Invasive Herbaceous Plants
Canada Thistle (Cirsium Arvense)
Canada thistle is a widely distributed perennial plant that can grow up to five feet tall. Its leaves have sharp spines along the edges. Canada thistle grows in various habitats with full or partial sun and is often found in disturbed areas such as roadsides, trails, pastures, and recently flooded areas.
Canada Thistle impacts:
Creeping Charlie (Glechoma Hederacea)
A short, horizontally growing plant with square stems, round-toothed leaves, and small purple flowers. When crushed, it has a faint mint smell.
Creeping Charlie impacts:
Crown Vetch (Coronilla Varia)
Crown vetch is a perennial herbaceous plan. Its stems trail over other plants and can grow 2-6 feet long. Crown vetch plants are brown in winter and early spring and can be visible as brown patches on the landscape.
Crown Vetch impacts:
Garlic Mustard (Alliaria Petiolata)

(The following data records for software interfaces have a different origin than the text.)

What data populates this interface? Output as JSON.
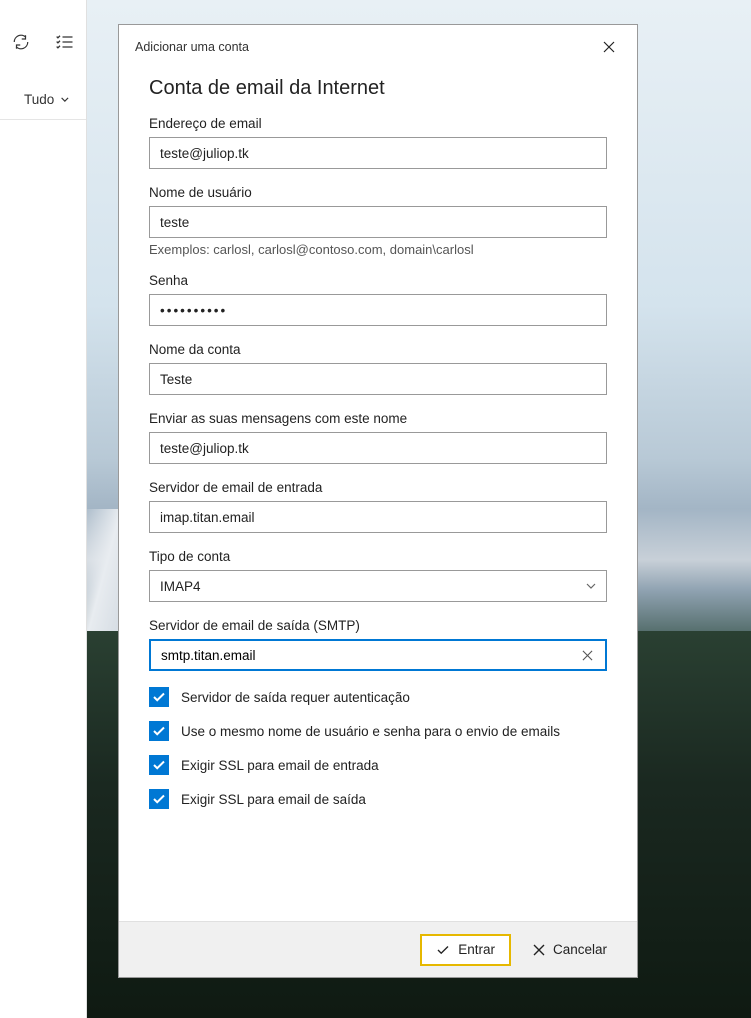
{
  "leftPanel": {
    "filterLabel": "Tudo"
  },
  "dialog": {
    "titlebar": "Adicionar uma conta",
    "heading": "Conta de email da Internet",
    "fields": {
      "email": {
        "label": "Endereço de email",
        "value": "teste@juliop.tk"
      },
      "username": {
        "label": "Nome de usuário",
        "value": "teste",
        "hint": "Exemplos: carlosl, carlosl@contoso.com, domain\\carlosl"
      },
      "password": {
        "label": "Senha",
        "value": "••••••••••"
      },
      "accountName": {
        "label": "Nome da conta",
        "value": "Teste"
      },
      "sendName": {
        "label": "Enviar as suas mensagens com este nome",
        "value": "teste@juliop.tk"
      },
      "incomingServer": {
        "label": "Servidor de email de entrada",
        "value": "imap.titan.email"
      },
      "accountType": {
        "label": "Tipo de conta",
        "value": "IMAP4"
      },
      "outgoingServer": {
        "label": "Servidor de email de saída (SMTP)",
        "value": "smtp.titan.email"
      }
    },
    "checkboxes": {
      "authRequired": "Servidor de saída requer autenticação",
      "sameCreds": "Use o mesmo nome de usuário e senha para o envio de emails",
      "sslIncoming": "Exigir SSL para email de entrada",
      "sslOutgoing": "Exigir SSL para email de saída"
    },
    "buttons": {
      "signin": "Entrar",
      "cancel": "Cancelar"
    }
  }
}
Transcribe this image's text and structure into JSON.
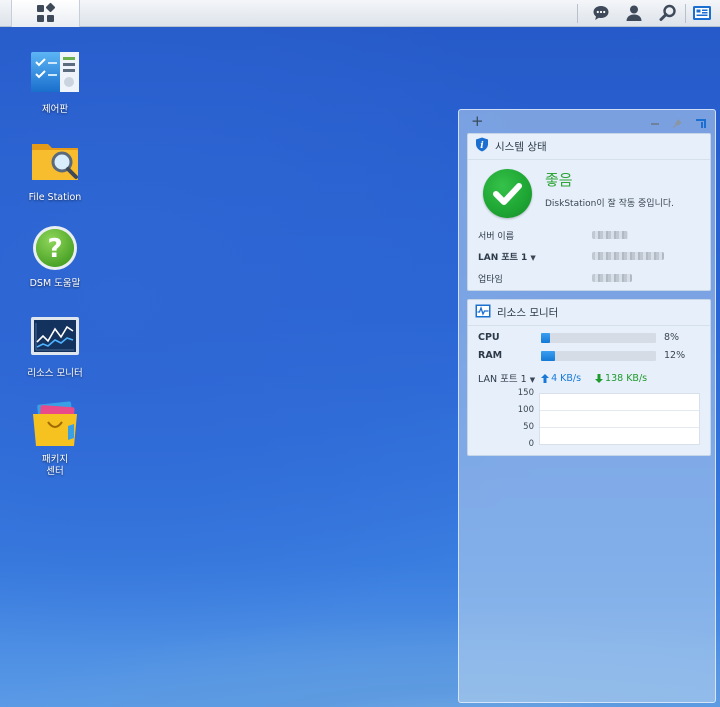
{
  "taskbar": {
    "main_menu_icon": "main-menu-grid-icon",
    "right_icons": [
      "chat-icon",
      "user-icon",
      "search-icon",
      "widgets-icon"
    ]
  },
  "desktop": {
    "icons": [
      {
        "label": "제어판",
        "icon": "control-panel-icon"
      },
      {
        "label": "File Station",
        "icon": "folder-search-icon"
      },
      {
        "label": "DSM 도움말",
        "icon": "help-icon"
      },
      {
        "label": "리소스 모니터",
        "icon": "resource-monitor-icon"
      },
      {
        "label": "패키지\n센터",
        "icon": "package-center-icon"
      }
    ]
  },
  "widgets": {
    "add_symbol": "+",
    "system_status": {
      "title": "시스템 상태",
      "status": "좋음",
      "description": "DiskStation이 잘 작동 중입니다.",
      "server_name_label": "서버 이름",
      "lan_label": "LAN 포트 1",
      "uptime_label": "업타임"
    },
    "resource_monitor": {
      "title": "리소스 모니터",
      "cpu_label": "CPU",
      "cpu_value": "8%",
      "cpu_fraction": 0.08,
      "ram_label": "RAM",
      "ram_value": "12%",
      "ram_fraction": 0.12,
      "lan_label": "LAN 포트 1",
      "upload": "4 KB/s",
      "download": "138 KB/s",
      "chart_ticks": [
        "150",
        "100",
        "50",
        "0"
      ]
    }
  },
  "colors": {
    "good_green": "#2ea336",
    "upload_blue": "#1679d8",
    "download_green": "#1f9a2c",
    "bar_blue": "#1479d6"
  }
}
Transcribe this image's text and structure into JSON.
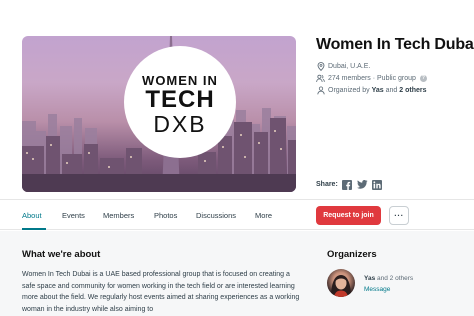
{
  "colors": {
    "accent_teal": "#00798a",
    "join_red": "#e0393e",
    "text_dark": "#111111",
    "text_body": "#2e3e48",
    "text_muted": "#5d6b76",
    "section_bg": "#f6f7f8"
  },
  "banner": {
    "logo_lines": [
      "WOMEN IN",
      "TECH",
      "DXB"
    ]
  },
  "group": {
    "title": "Women In Tech Dubai",
    "location": "Dubai, U.A.E.",
    "members_text": "274 members · Public group",
    "organized_prefix": "Organized by ",
    "organized_name": "Yas",
    "organized_mid": " and ",
    "organized_others": "2 others",
    "icons": {
      "location": "location-pin-icon",
      "members": "people-icon",
      "organizer": "person-icon",
      "help": "help-icon"
    }
  },
  "share": {
    "label": "Share:",
    "icons": [
      "facebook-icon",
      "twitter-icon",
      "linkedin-icon"
    ]
  },
  "nav": {
    "tabs": [
      "About",
      "Events",
      "Members",
      "Photos",
      "Discussions",
      "More"
    ],
    "active_tab": "About",
    "join_label": "Request to join",
    "more_label": "···"
  },
  "about": {
    "heading": "What we're about",
    "text": "Women In Tech Dubai is a UAE based professional group that is focused on creating a safe space and community for women working in the tech field or are interested learning more about the field. We regularly host events aimed at sharing experiences as a working woman in the industry while also aiming to"
  },
  "organizers": {
    "heading": "Organizers",
    "name": "Yas",
    "and_text": " and 2 others",
    "message_label": "Message"
  }
}
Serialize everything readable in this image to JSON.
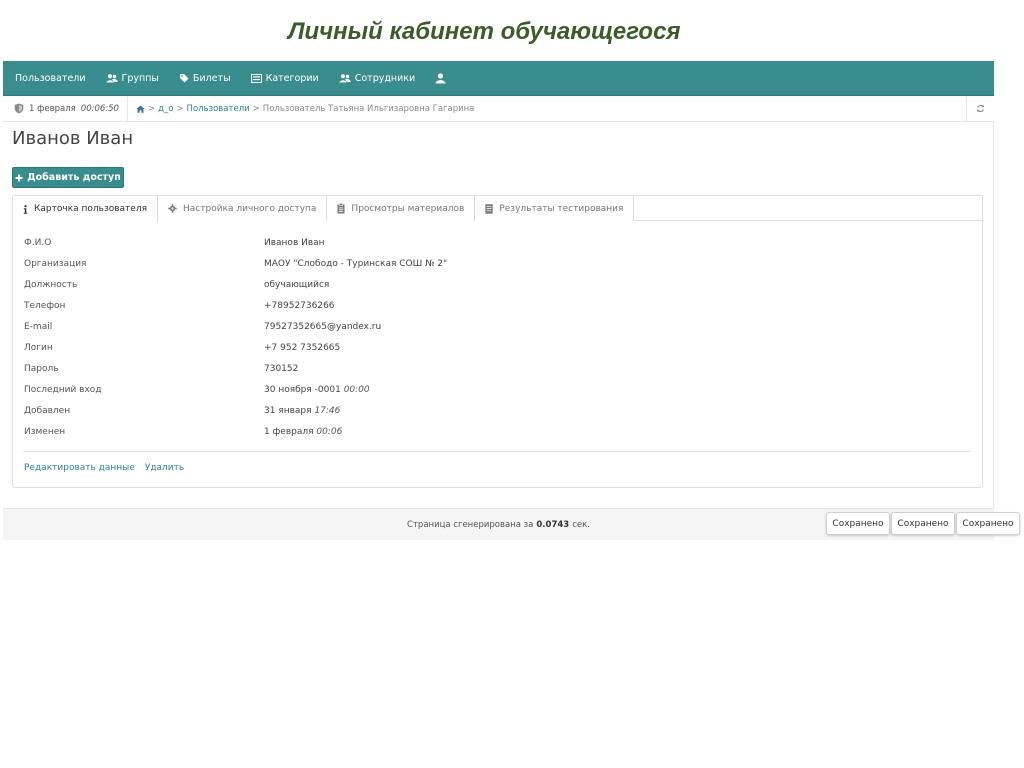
{
  "slide_title": "Личный кабинет обучающегося",
  "colors": {
    "brand": "#3a8d8d",
    "link": "#2f7f9b",
    "title": "#3d5a2a"
  },
  "navbar": {
    "items": [
      {
        "label": "Пользователи",
        "icon": ""
      },
      {
        "label": "Группы",
        "icon": "users-icon"
      },
      {
        "label": "Билеты",
        "icon": "tag-icon"
      },
      {
        "label": "Категории",
        "icon": "list-icon"
      },
      {
        "label": "Сотрудники",
        "icon": "users-icon"
      },
      {
        "label": "",
        "icon": "user-icon"
      }
    ]
  },
  "breadcrumb": {
    "date": "1 февраля",
    "time": "00:06:50",
    "home_icon": "home-icon",
    "items": [
      "д_о",
      "Пользователи",
      "Пользователь Татьяна Ильгизаровна Гагарина"
    ],
    "separator": ">"
  },
  "page_title": "Иванов Иван",
  "add_access_label": "Добавить доступ",
  "tabs": [
    {
      "label": "Карточка пользователя",
      "icon": "info-icon"
    },
    {
      "label": "Настройка личного доступа",
      "icon": "gear-icon"
    },
    {
      "label": "Просмотры материалов",
      "icon": "clipboard-icon"
    },
    {
      "label": "Результаты тестирования",
      "icon": "document-icon"
    }
  ],
  "profile": {
    "rows": [
      {
        "label": "Ф.И.О",
        "value": "Иванов Иван",
        "time": ""
      },
      {
        "label": "Организация",
        "value": "МАОУ \"Слободо - Туринская СОШ № 2\"",
        "time": ""
      },
      {
        "label": "Должность",
        "value": "обучающийся",
        "time": ""
      },
      {
        "label": "Телефон",
        "value": "+78952736266",
        "time": ""
      },
      {
        "label": "E-mail",
        "value": "79527352665@yandex.ru",
        "time": ""
      },
      {
        "label": "Логин",
        "value": "+7 952 7352665",
        "time": ""
      },
      {
        "label": "Пароль",
        "value": "730152",
        "time": ""
      },
      {
        "label": "Последний вход",
        "value": "30 ноября -0001",
        "time": "00:00"
      },
      {
        "label": "Добавлен",
        "value": "31 января",
        "time": "17:46"
      },
      {
        "label": "Изменен",
        "value": "1 февраля",
        "time": "00:06"
      }
    ]
  },
  "actions": {
    "edit": "Редактировать данные",
    "delete": "Удалить"
  },
  "footer": {
    "prefix": "Страница сгенерирована за",
    "value": "0.0743",
    "suffix": "сек."
  },
  "toasts": [
    "Сохранено",
    "Сохранено",
    "Сохранено"
  ]
}
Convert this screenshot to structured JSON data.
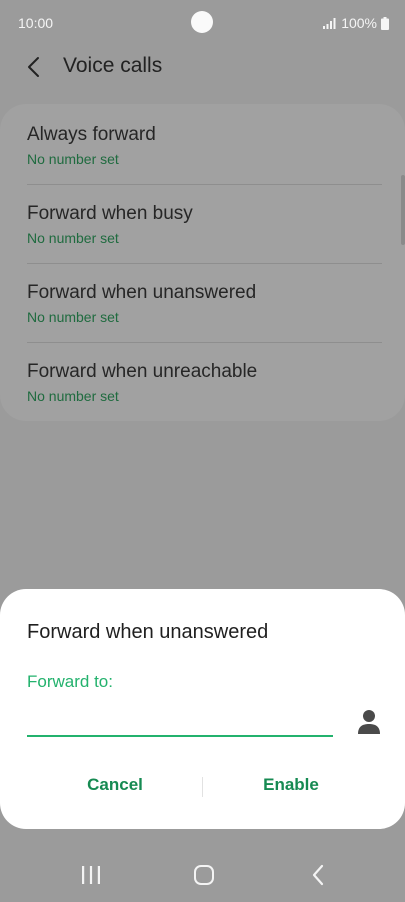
{
  "status_bar": {
    "time": "10:00",
    "battery": "100%",
    "icons": [
      "camera-cutout",
      "signal-icon",
      "battery-icon"
    ]
  },
  "app_bar": {
    "back_icon": "back-chevron-icon",
    "title": "Voice calls"
  },
  "forward_options": [
    {
      "title": "Always forward",
      "subtitle": "No number set"
    },
    {
      "title": "Forward when busy",
      "subtitle": "No number set"
    },
    {
      "title": "Forward when unanswered",
      "subtitle": "No number set"
    },
    {
      "title": "Forward when unreachable",
      "subtitle": "No number set"
    }
  ],
  "dialog": {
    "title": "Forward when unanswered",
    "label": "Forward to:",
    "input_value": "",
    "contact_icon": "contact-person-icon",
    "cancel_label": "Cancel",
    "enable_label": "Enable"
  },
  "nav_bar": {
    "icons": [
      "recent-apps-icon",
      "home-icon",
      "back-icon"
    ]
  },
  "colors": {
    "accent": "#23b26d",
    "button_text": "#168a52",
    "subtitle": "#1f6b3f",
    "scrim": "#9b9b9b",
    "dialog_bg": "#ffffff"
  }
}
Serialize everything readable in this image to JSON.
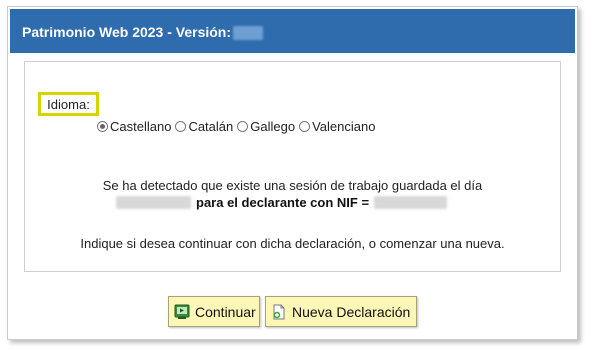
{
  "window": {
    "title": "Patrimonio Web 2023 - Versión:"
  },
  "language": {
    "label": "Idioma:",
    "options": [
      "Castellano",
      "Catalán",
      "Gallego",
      "Valenciano"
    ],
    "selected": "Castellano"
  },
  "message": {
    "line1": "Se ha detectado que existe una sesión de trabajo guardada el día",
    "line2_bold": "para el declarante con NIF =",
    "line3": "Indique si desea continuar con dicha declaración, o comenzar una nueva."
  },
  "buttons": {
    "continue_label": "Continuar",
    "new_label": "Nueva Declaración"
  },
  "icons": {
    "continue": "continue-icon",
    "new": "new-document-icon"
  },
  "colors": {
    "titlebar": "#2f6cad",
    "highlight": "#d6d400",
    "button_bg": "#fcf7b6"
  }
}
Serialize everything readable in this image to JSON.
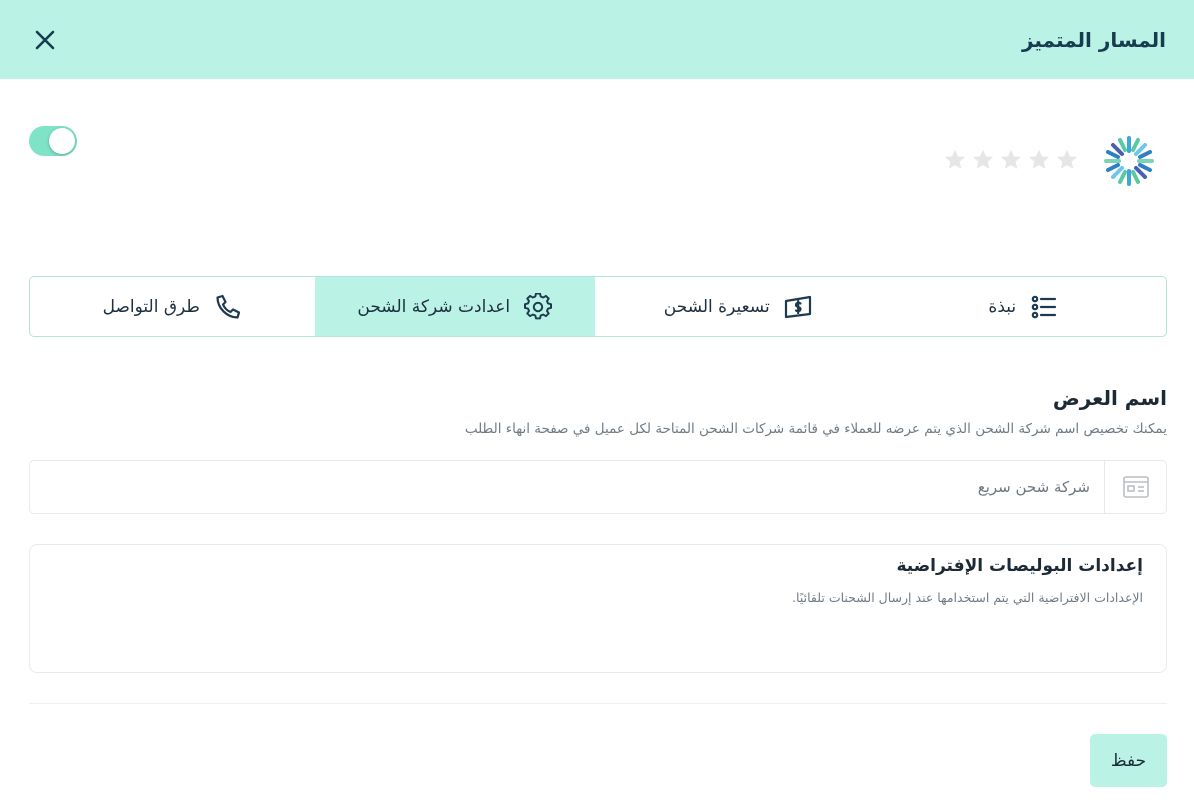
{
  "header": {
    "title": "المسار المتميز",
    "close_icon": "close-icon"
  },
  "provider": {
    "logo_icon": "snowflake-logo-icon",
    "rating": {
      "value": 0,
      "max": 5
    },
    "enabled": true
  },
  "tabs": [
    {
      "label": "نبذة",
      "icon": "list-icon",
      "active": false
    },
    {
      "label": "تسعيرة الشحن",
      "icon": "money-icon",
      "active": false
    },
    {
      "label": "اعدادت شركة الشحن",
      "icon": "gear-icon",
      "active": true
    },
    {
      "label": "طرق التواصل",
      "icon": "phone-icon",
      "active": false
    }
  ],
  "display_name": {
    "title": "اسم العرض",
    "description": "يمكنك تخصيص اسم شركة الشحن الذي يتم عرضه للعملاء في قائمة شركات الشحن المتاحة لكل عميل في صفحة انهاء الطلب",
    "input_value": "",
    "placeholder": "شركة شحن سريع",
    "icon": "id-card-icon"
  },
  "default_policies": {
    "title": "إعدادات البوليصات الإفتراضية",
    "description": "الإعدادات الافتراضية التي يتم استخدامها عند إرسال الشحنات تلقائيًا."
  },
  "actions": {
    "save_label": "حفظ"
  },
  "colors": {
    "accent_light": "#baf3e5",
    "toggle_on": "#7ee3c7",
    "star_empty": "#e6e6e6",
    "text_dark": "#173b4f"
  }
}
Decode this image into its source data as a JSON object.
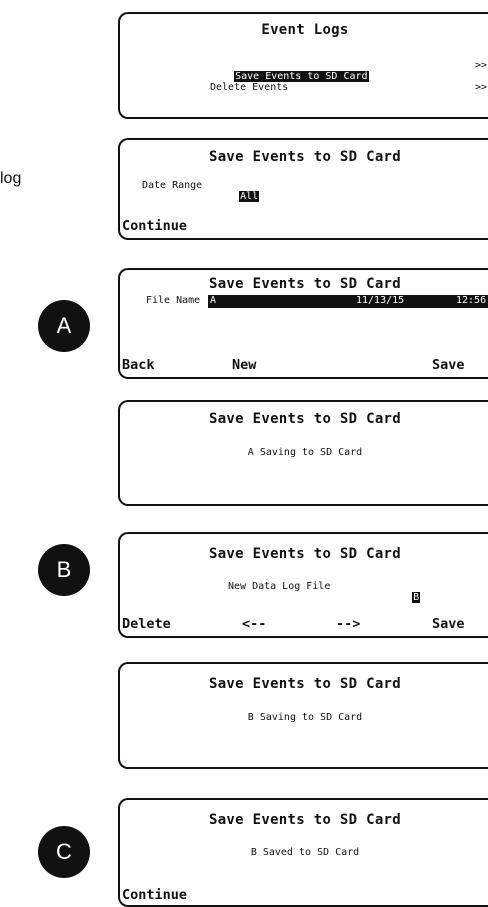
{
  "side_text": "log",
  "badges": {
    "a": "A",
    "b": "B",
    "c": "C"
  },
  "screens": {
    "event_logs": {
      "title": "Event Logs",
      "items": [
        {
          "label": "Save Events to SD Card",
          "arrow": ">>"
        },
        {
          "label": "Delete Events",
          "arrow": ">>"
        }
      ]
    },
    "save_date": {
      "title": "Save Events to SD Card",
      "date_label": "Date Range",
      "date_value": "All",
      "continue": "Continue"
    },
    "save_file": {
      "title": "Save Events to SD Card",
      "file_label": "File Name",
      "file_name": "A",
      "file_date": "11/13/15",
      "file_time": "12:56",
      "back": "Back",
      "new": "New",
      "save": "Save"
    },
    "saving_a": {
      "title": "Save Events to SD Card",
      "message": "A Saving to SD Card"
    },
    "new_file": {
      "title": "Save Events to SD Card",
      "label": "New Data Log File",
      "value": "B",
      "delete": "Delete",
      "left": "<--",
      "right": "-->",
      "save": "Save"
    },
    "saving_b": {
      "title": "Save Events to SD Card",
      "message": "B Saving to SD Card"
    },
    "saved_b": {
      "title": "Save Events to SD Card",
      "message": "B Saved to SD Card",
      "continue": "Continue"
    }
  }
}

Garlic mustard has two different appearances depending on whether it is one or two years old. First-year plants are a low-growing circular arrangement of kidney-shaped leaves with scalloped edges called rosettes. In its second year, plants shoot up a 12-36 inch stem that will develop small white flowers at the top. If crushed, the plant smells like garlic.
Garlic Mustard impacts:
Leafy Spurge (Euphorbia Esula)
Leafy spurge is an herbaceous plant that grows two to four feet tall and has flowers that are a distinct yellow/green color. When broken, the plant's stems, flowers, and leaves emit a white milky sap.
Leafy spurge impacts:
Poison Ivy (Toxicodendron rydbergii)
Western poison ivy is a smallish, non-climbing shrub, usually about knee high, with a single stem and only a few stubby branches or no branches at all.
Poison Ivy impacts:
Western poison ivy often forms colonies, sometimes 20 ft (6 m) or more across. They grow quickly and can spread aggressively, especially in damaged habitats. This is certainly the case on roadsides, ditch banks, utility rights-of-way, and old fields. It is also notoriously adept at encroaching into mowed lawns from adjacent woods.
Poison Ivy Infestation photo poisonivy-academy.com
Flowers of Poison Ivy, photo David Beaulieu
Fruit of Poison Ivy, photo Theodore Webster
Leaflets of Poison Ivy, photo massaudubon.org
Spotted Knapweed (Centaurea Maculosa)
Spotted knapweed is a biennial or short-lived perennial herbaceous plant growing 2-3 feet tall. Basal leaves form a rosette the first year, growing one to twenty wiry, branched stems during the second year.
Spotted Knapweed impacts:
Wild Parsnip (Pastinaca sativa)
Wild parsnip spends one or more years as a clump of low-lying leaves with no vertical stem. The following year, it grows up a flowering stalk, blooms, and then dies. It is 6 inches tall in the rosette stage and 4 feet tall in the flowering stage, with yellow flowers.